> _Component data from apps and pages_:

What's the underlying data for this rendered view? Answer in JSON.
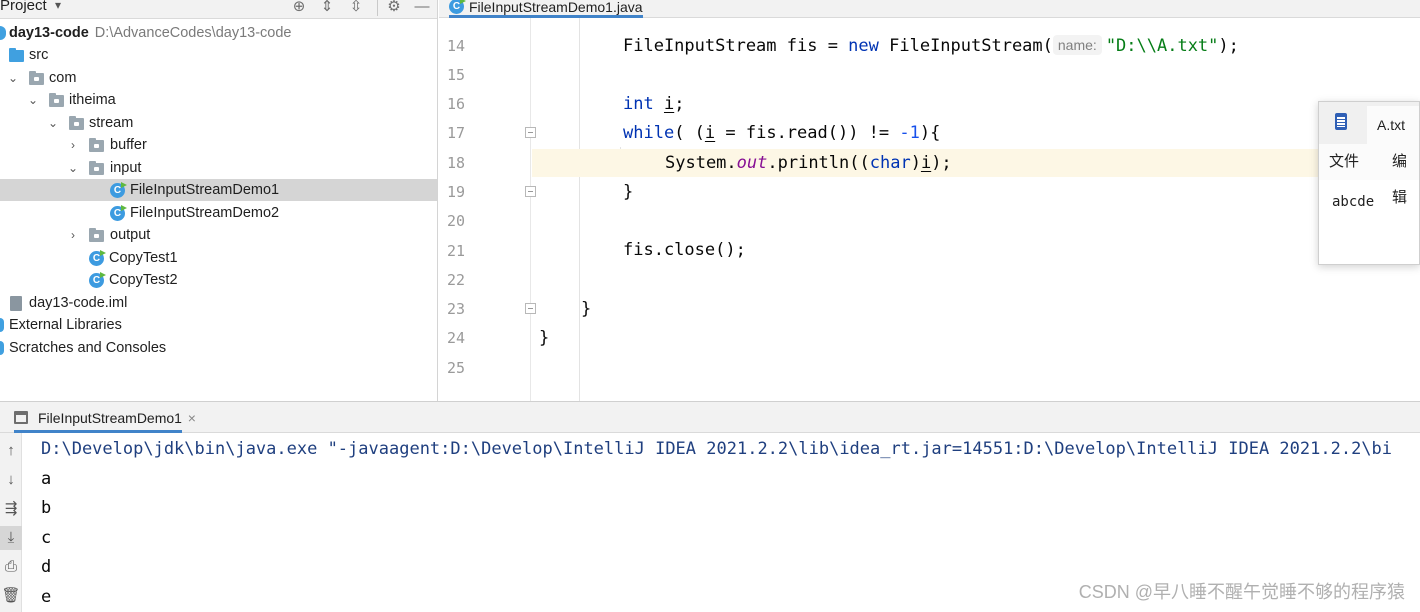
{
  "project": {
    "title": "Project",
    "tree": [
      {
        "label": "day13-code",
        "path": "D:\\AdvanceCodes\\day13-code",
        "bold": true,
        "depth": 0,
        "arrow": "",
        "icon": "module-dot-icon"
      },
      {
        "label": "src",
        "depth": 0,
        "arrow": "",
        "icon": "source-folder-icon"
      },
      {
        "label": "com",
        "depth": 0,
        "arrow": "expanded",
        "icon": "package-icon"
      },
      {
        "label": "itheima",
        "depth": 1,
        "arrow": "expanded",
        "icon": "package-icon"
      },
      {
        "label": "stream",
        "depth": 2,
        "arrow": "expanded",
        "icon": "package-icon"
      },
      {
        "label": "buffer",
        "depth": 3,
        "arrow": "collapsed",
        "icon": "package-icon"
      },
      {
        "label": "input",
        "depth": 3,
        "arrow": "expanded",
        "icon": "package-icon"
      },
      {
        "label": "FileInputStreamDemo1",
        "depth": 4,
        "arrow": "",
        "icon": "java-class-icon",
        "selected": true
      },
      {
        "label": "FileInputStreamDemo2",
        "depth": 4,
        "arrow": "",
        "icon": "java-class-icon"
      },
      {
        "label": "output",
        "depth": 3,
        "arrow": "collapsed",
        "icon": "package-icon"
      },
      {
        "label": "CopyTest1",
        "depth": 3,
        "arrow": "",
        "icon": "java-class-icon"
      },
      {
        "label": "CopyTest2",
        "depth": 3,
        "arrow": "",
        "icon": "java-class-icon"
      },
      {
        "label": "day13-code.iml",
        "depth": 0,
        "arrow": "",
        "icon": "iml-file-icon"
      },
      {
        "label": "External Libraries",
        "depth": 0,
        "arrow": "",
        "icon": "library-icon"
      },
      {
        "label": "Scratches and Consoles",
        "depth": 0,
        "arrow": "",
        "icon": "scratches-icon"
      }
    ]
  },
  "editor": {
    "tab_label": "FileInputStreamDemo1.java",
    "line_numbers": [
      "14",
      "15",
      "16",
      "17",
      "18",
      "19",
      "20",
      "21",
      "22",
      "23",
      "24",
      "25"
    ],
    "param_hint": "name:",
    "lines": {
      "l14_a": "FileInputStream fis = ",
      "l14_kw": "new",
      "l14_b": " FileInputStream(",
      "l14_str": "\"D:\\\\A.txt\"",
      "l14_c": ");",
      "l16_kw": "int",
      "l16_var": "i",
      "l16_end": ";",
      "l17_kw": "while",
      "l17_a": "( (",
      "l17_var": "i",
      "l17_b": " = fis.read()) != ",
      "l17_num": "-1",
      "l17_c": "){",
      "l18_a": "System.",
      "l18_out": "out",
      "l18_b": ".println((",
      "l18_kw": "char",
      "l18_c": ")",
      "l18_var": "i",
      "l18_d": ");",
      "l19": "}",
      "l21": "fis.close();",
      "l23": "}",
      "l24": "}"
    }
  },
  "notepad": {
    "tab_label": "A.txt",
    "menu_file": "文件",
    "menu_edit": "编辑",
    "content": "abcde"
  },
  "run": {
    "tab_label": "FileInputStreamDemo1",
    "console": [
      "D:\\Develop\\jdk\\bin\\java.exe \"-javaagent:D:\\Develop\\IntelliJ IDEA 2021.2.2\\lib\\idea_rt.jar=14551:D:\\Develop\\IntelliJ IDEA 2021.2.2\\bi",
      "a",
      "b",
      "c",
      "d",
      "e"
    ]
  },
  "watermark": "CSDN @早八睡不醒午觉睡不够的程序猿",
  "colors": {
    "keyword": "#0033b3",
    "string": "#067d17",
    "number": "#1750eb",
    "static_field": "#871094",
    "selection": "#d5d5d5",
    "caret_line": "#fdf7e5",
    "tab_underline": "#4083c9"
  }
}
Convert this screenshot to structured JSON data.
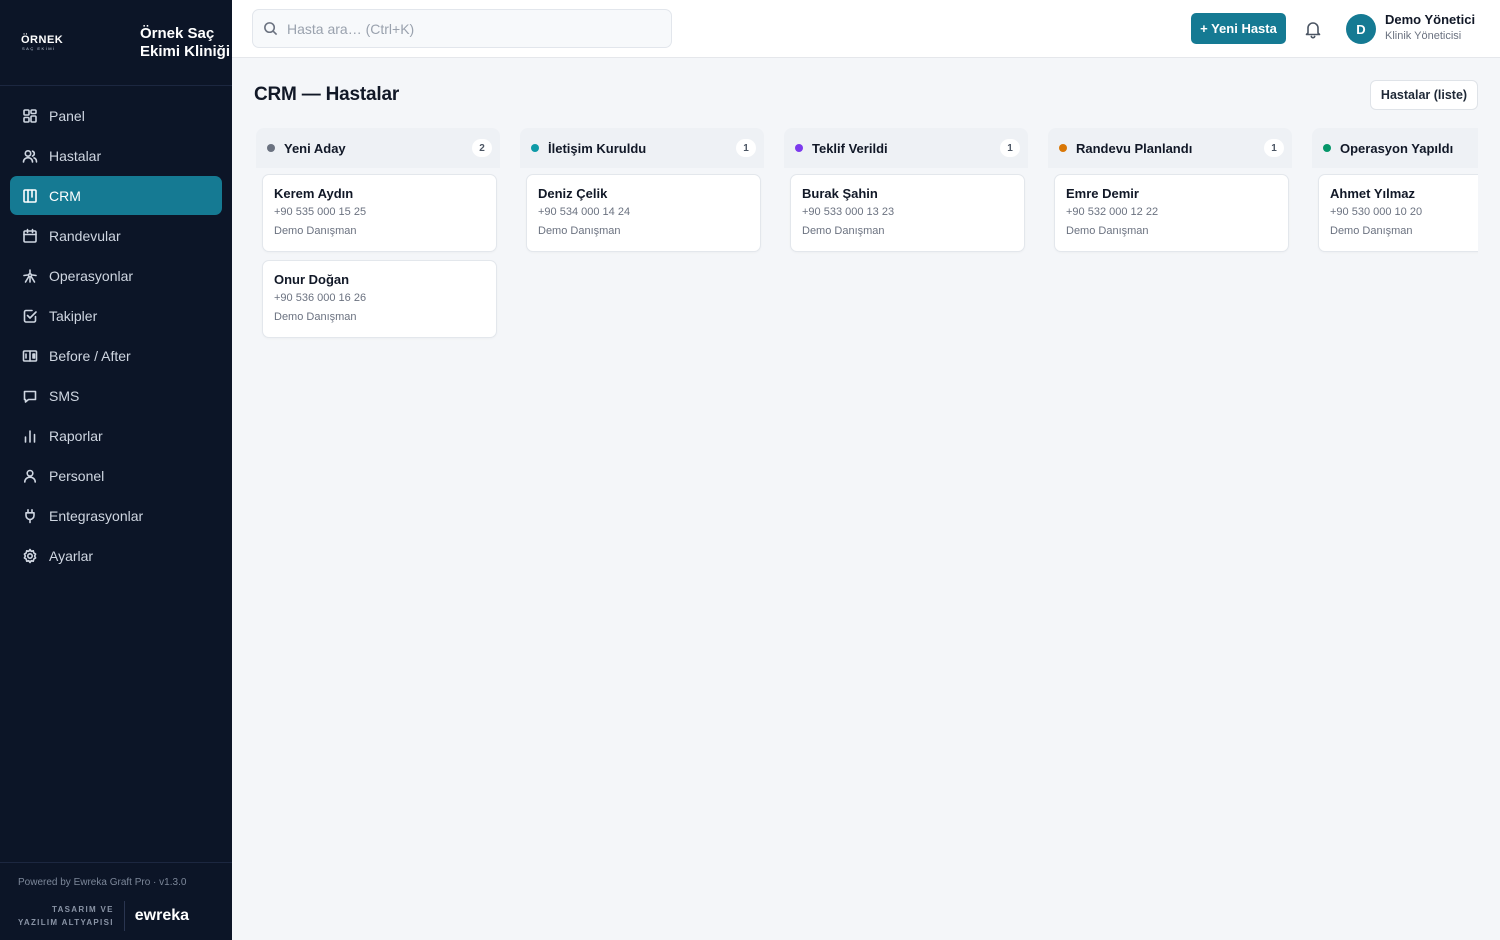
{
  "sidebar": {
    "logo_main": "ÖRNEK",
    "logo_sub": "SAÇ EKİMİ",
    "clinic_name": "Örnek Saç Ekimi Kliniği",
    "items": [
      {
        "label": "Panel",
        "icon": "grid-icon",
        "active": false
      },
      {
        "label": "Hastalar",
        "icon": "users-icon",
        "active": false
      },
      {
        "label": "CRM",
        "icon": "kanban-icon",
        "active": true
      },
      {
        "label": "Randevular",
        "icon": "calendar-icon",
        "active": false
      },
      {
        "label": "Operasyonlar",
        "icon": "syringe-icon",
        "active": false
      },
      {
        "label": "Takipler",
        "icon": "checkbox-icon",
        "active": false
      },
      {
        "label": "Before / After",
        "icon": "compare-icon",
        "active": false
      },
      {
        "label": "SMS",
        "icon": "message-icon",
        "active": false
      },
      {
        "label": "Raporlar",
        "icon": "bar-chart-icon",
        "active": false
      },
      {
        "label": "Personel",
        "icon": "user-icon",
        "active": false
      },
      {
        "label": "Entegrasyonlar",
        "icon": "plug-icon",
        "active": false
      },
      {
        "label": "Ayarlar",
        "icon": "gear-icon",
        "active": false
      }
    ],
    "footer": {
      "powered": "Powered by Ewreka Graft Pro · v1.3.0",
      "design_line1": "TASARIM VE",
      "design_line2": "YAZILIM ALTYAPISI",
      "brand": "ewreka"
    }
  },
  "topbar": {
    "search_placeholder": "Hasta ara… (Ctrl+K)",
    "new_patient": "+ Yeni Hasta",
    "user": {
      "initial": "D",
      "name": "Demo Yönetici",
      "role": "Klinik Yöneticisi"
    }
  },
  "main": {
    "title": "CRM — Hastalar",
    "list_button": "Hastalar (liste)",
    "columns": [
      {
        "title": "Yeni Aday",
        "count": "2",
        "color": "#6b7280",
        "cards": [
          {
            "name": "Kerem Aydın",
            "phone": "+90 535 000 15 25",
            "agent": "Demo Danışman"
          },
          {
            "name": "Onur Doğan",
            "phone": "+90 536 000 16 26",
            "agent": "Demo Danışman"
          }
        ]
      },
      {
        "title": "İletişim Kuruldu",
        "count": "1",
        "color": "#0e9aa7",
        "cards": [
          {
            "name": "Deniz Çelik",
            "phone": "+90 534 000 14 24",
            "agent": "Demo Danışman"
          }
        ]
      },
      {
        "title": "Teklif Verildi",
        "count": "1",
        "color": "#7c3aed",
        "cards": [
          {
            "name": "Burak Şahin",
            "phone": "+90 533 000 13 23",
            "agent": "Demo Danışman"
          }
        ]
      },
      {
        "title": "Randevu Planlandı",
        "count": "1",
        "color": "#d97706",
        "cards": [
          {
            "name": "Emre Demir",
            "phone": "+90 532 000 12 22",
            "agent": "Demo Danışman"
          }
        ]
      },
      {
        "title": "Operasyon Yapıldı",
        "count": "",
        "color": "#059669",
        "cards": [
          {
            "name": "Ahmet Yılmaz",
            "phone": "+90 530 000 10 20",
            "agent": "Demo Danışman"
          }
        ]
      }
    ]
  }
}
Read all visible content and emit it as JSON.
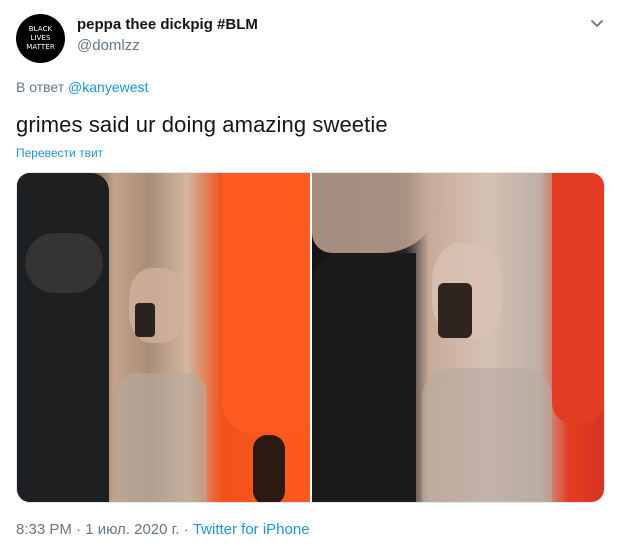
{
  "tweet": {
    "avatar_text": [
      "BLACK",
      "LIVES",
      "MATTER"
    ],
    "display_name": "peppa thee dickpig #BLM",
    "handle": "@domlzz",
    "reply_prefix": "В ответ",
    "reply_to": "@kanyewest",
    "text": "grimes said ur doing amazing sweetie",
    "translate_label": "Перевести твит",
    "time": "8:33 PM",
    "separator": "·",
    "date": "1 июл. 2020 г.",
    "source": "Twitter for iPhone"
  },
  "icons": {
    "more": "chevron-down-icon"
  },
  "colors": {
    "link": "#1b95e0",
    "secondary_text": "#657786",
    "primary_text": "#14171a"
  }
}
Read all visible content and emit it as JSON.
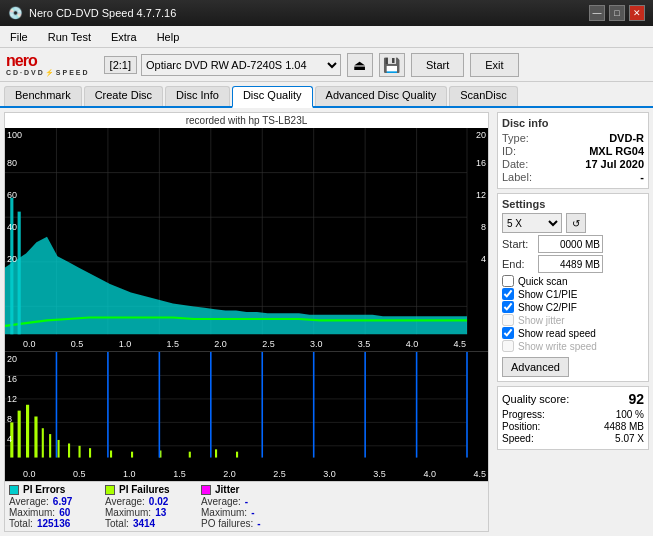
{
  "titlebar": {
    "title": "Nero CD-DVD Speed 4.7.7.16",
    "min_label": "—",
    "max_label": "□",
    "close_label": "✕"
  },
  "menubar": {
    "items": [
      "File",
      "Run Test",
      "Extra",
      "Help"
    ]
  },
  "toolbar": {
    "drive_badge": "[2:1]",
    "drive_name": "Optiarc DVD RW AD-7240S 1.04",
    "start_label": "Start",
    "exit_label": "Exit"
  },
  "tabs": {
    "items": [
      "Benchmark",
      "Create Disc",
      "Disc Info",
      "Disc Quality",
      "Advanced Disc Quality",
      "ScanDisc"
    ],
    "active": "Disc Quality"
  },
  "chart": {
    "header": "recorded with hp   TS-LB23L",
    "top_y_labels": [
      "100",
      "80",
      "60",
      "40",
      "20"
    ],
    "top_y_right": [
      "20",
      "16",
      "12",
      "8",
      "4"
    ],
    "bottom_y_labels": [
      "20",
      "16",
      "12",
      "8",
      "4"
    ],
    "x_labels": [
      "0.0",
      "0.5",
      "1.0",
      "1.5",
      "2.0",
      "2.5",
      "3.0",
      "3.5",
      "4.0",
      "4.5"
    ]
  },
  "stats": {
    "pi_errors": {
      "label": "PI Errors",
      "color": "#00ffff",
      "average_label": "Average:",
      "average_value": "6.97",
      "maximum_label": "Maximum:",
      "maximum_value": "60",
      "total_label": "Total:",
      "total_value": "125136"
    },
    "pi_failures": {
      "label": "PI Failures",
      "color": "#ffff00",
      "average_label": "Average:",
      "average_value": "0.02",
      "maximum_label": "Maximum:",
      "maximum_value": "13",
      "total_label": "Total:",
      "total_value": "3414"
    },
    "jitter": {
      "label": "Jitter",
      "color": "#ff00ff",
      "average_label": "Average:",
      "average_value": "-",
      "maximum_label": "Maximum:",
      "maximum_value": "-"
    },
    "po_failures": {
      "label": "PO failures:",
      "value": "-"
    }
  },
  "disc_info": {
    "title": "Disc info",
    "type_label": "Type:",
    "type_value": "DVD-R",
    "id_label": "ID:",
    "id_value": "MXL RG04",
    "date_label": "Date:",
    "date_value": "17 Jul 2020",
    "label_label": "Label:",
    "label_value": "-"
  },
  "settings": {
    "title": "Settings",
    "speed_value": "5 X",
    "start_label": "Start:",
    "start_value": "0000 MB",
    "end_label": "End:",
    "end_value": "4489 MB",
    "quick_scan_label": "Quick scan",
    "show_c1pie_label": "Show C1/PIE",
    "show_c2pif_label": "Show C2/PIF",
    "show_jitter_label": "Show jitter",
    "show_read_speed_label": "Show read speed",
    "show_write_speed_label": "Show write speed",
    "advanced_label": "Advanced"
  },
  "quality": {
    "score_label": "Quality score:",
    "score_value": "92",
    "progress_label": "Progress:",
    "progress_value": "100 %",
    "position_label": "Position:",
    "position_value": "4488 MB",
    "speed_label": "Speed:",
    "speed_value": "5.07 X"
  }
}
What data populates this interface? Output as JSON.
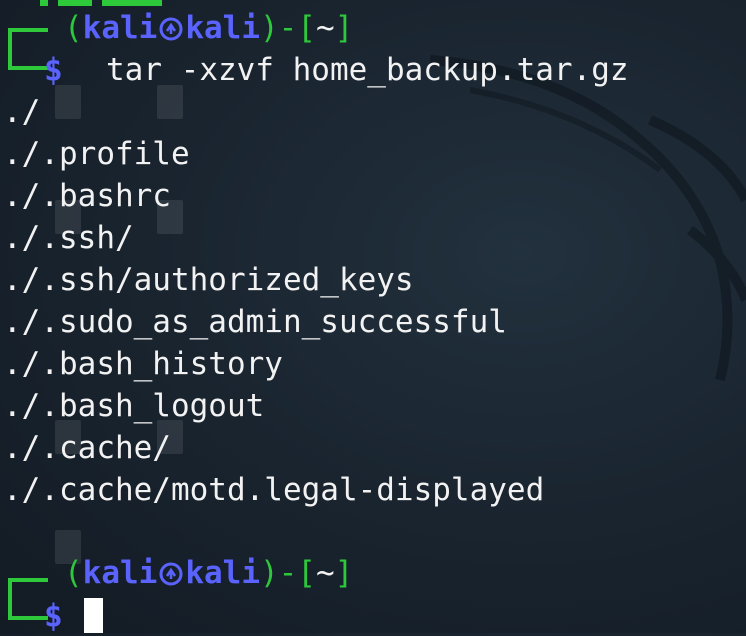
{
  "prompt": {
    "open": "(",
    "user": "kali",
    "host": "kali",
    "close_dash": ")-[",
    "dir": "~",
    "dir_close": "]",
    "dollar": "$"
  },
  "command": "tar -xzvf home_backup.tar.gz",
  "output": [
    "./",
    "./.profile",
    "./.bashrc",
    "./.ssh/",
    "./.ssh/authorized_keys",
    "./.sudo_as_admin_successful",
    "./.bash_history",
    "./.bash_logout",
    "./.cache/",
    "./.cache/motd.legal-displayed"
  ],
  "colors": {
    "prompt_green": "#2ec83b",
    "prompt_blue": "#5b63ff",
    "text": "#f2f2f2",
    "background": "#1a2530"
  },
  "icons": {
    "user_host_separator": "kali-skull-icon",
    "cursor": "block-cursor"
  }
}
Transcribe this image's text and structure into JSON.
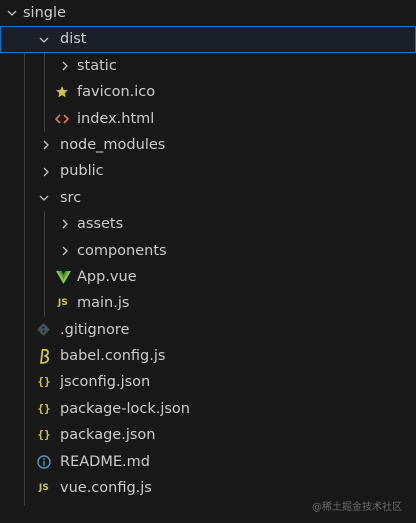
{
  "explorer": {
    "items": [
      {
        "label": "single",
        "kind": "folder-open",
        "depth": 0
      },
      {
        "label": "dist",
        "kind": "folder-open",
        "depth": 1,
        "selected": true
      },
      {
        "label": "static",
        "kind": "folder-closed",
        "depth": 2
      },
      {
        "label": "favicon.ico",
        "kind": "file",
        "icon": "star-icon",
        "depth": 2
      },
      {
        "label": "index.html",
        "kind": "file",
        "icon": "html-icon",
        "depth": 2
      },
      {
        "label": "node_modules",
        "kind": "folder-closed",
        "depth": 1
      },
      {
        "label": "public",
        "kind": "folder-closed",
        "depth": 1
      },
      {
        "label": "src",
        "kind": "folder-open",
        "depth": 1
      },
      {
        "label": "assets",
        "kind": "folder-closed",
        "depth": 2
      },
      {
        "label": "components",
        "kind": "folder-closed",
        "depth": 2
      },
      {
        "label": "App.vue",
        "kind": "file",
        "icon": "vue-icon",
        "depth": 2
      },
      {
        "label": "main.js",
        "kind": "file",
        "icon": "js-icon",
        "depth": 2
      },
      {
        "label": ".gitignore",
        "kind": "file",
        "icon": "git-icon",
        "depth": 1
      },
      {
        "label": "babel.config.js",
        "kind": "file",
        "icon": "babel-icon",
        "depth": 1
      },
      {
        "label": "jsconfig.json",
        "kind": "file",
        "icon": "json-icon",
        "depth": 1
      },
      {
        "label": "package-lock.json",
        "kind": "file",
        "icon": "json-icon",
        "depth": 1
      },
      {
        "label": "package.json",
        "kind": "file",
        "icon": "json-icon",
        "depth": 1
      },
      {
        "label": "README.md",
        "kind": "file",
        "icon": "info-icon",
        "depth": 1
      },
      {
        "label": "vue.config.js",
        "kind": "file",
        "icon": "js-icon",
        "depth": 1
      }
    ]
  },
  "icons": {
    "js_text": "JS",
    "json_text": "{}"
  },
  "colors": {
    "background": "#181818",
    "text": "#cccccc",
    "selection_border": "#0078d4",
    "star": "#cbcb41",
    "html": "#e37933",
    "vue": "#8dc149",
    "js": "#cbcb41",
    "info": "#519aba",
    "git": "#41535b"
  },
  "watermark": "@稀土掘金技术社区"
}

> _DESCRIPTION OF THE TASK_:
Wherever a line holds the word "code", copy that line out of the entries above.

> _RESPONSE TO THE EXERCISE_:
        "label": "day13-code",
        "path": "D:\\AdvanceCodes\\day13-code",
        "label": "day13-code.iml",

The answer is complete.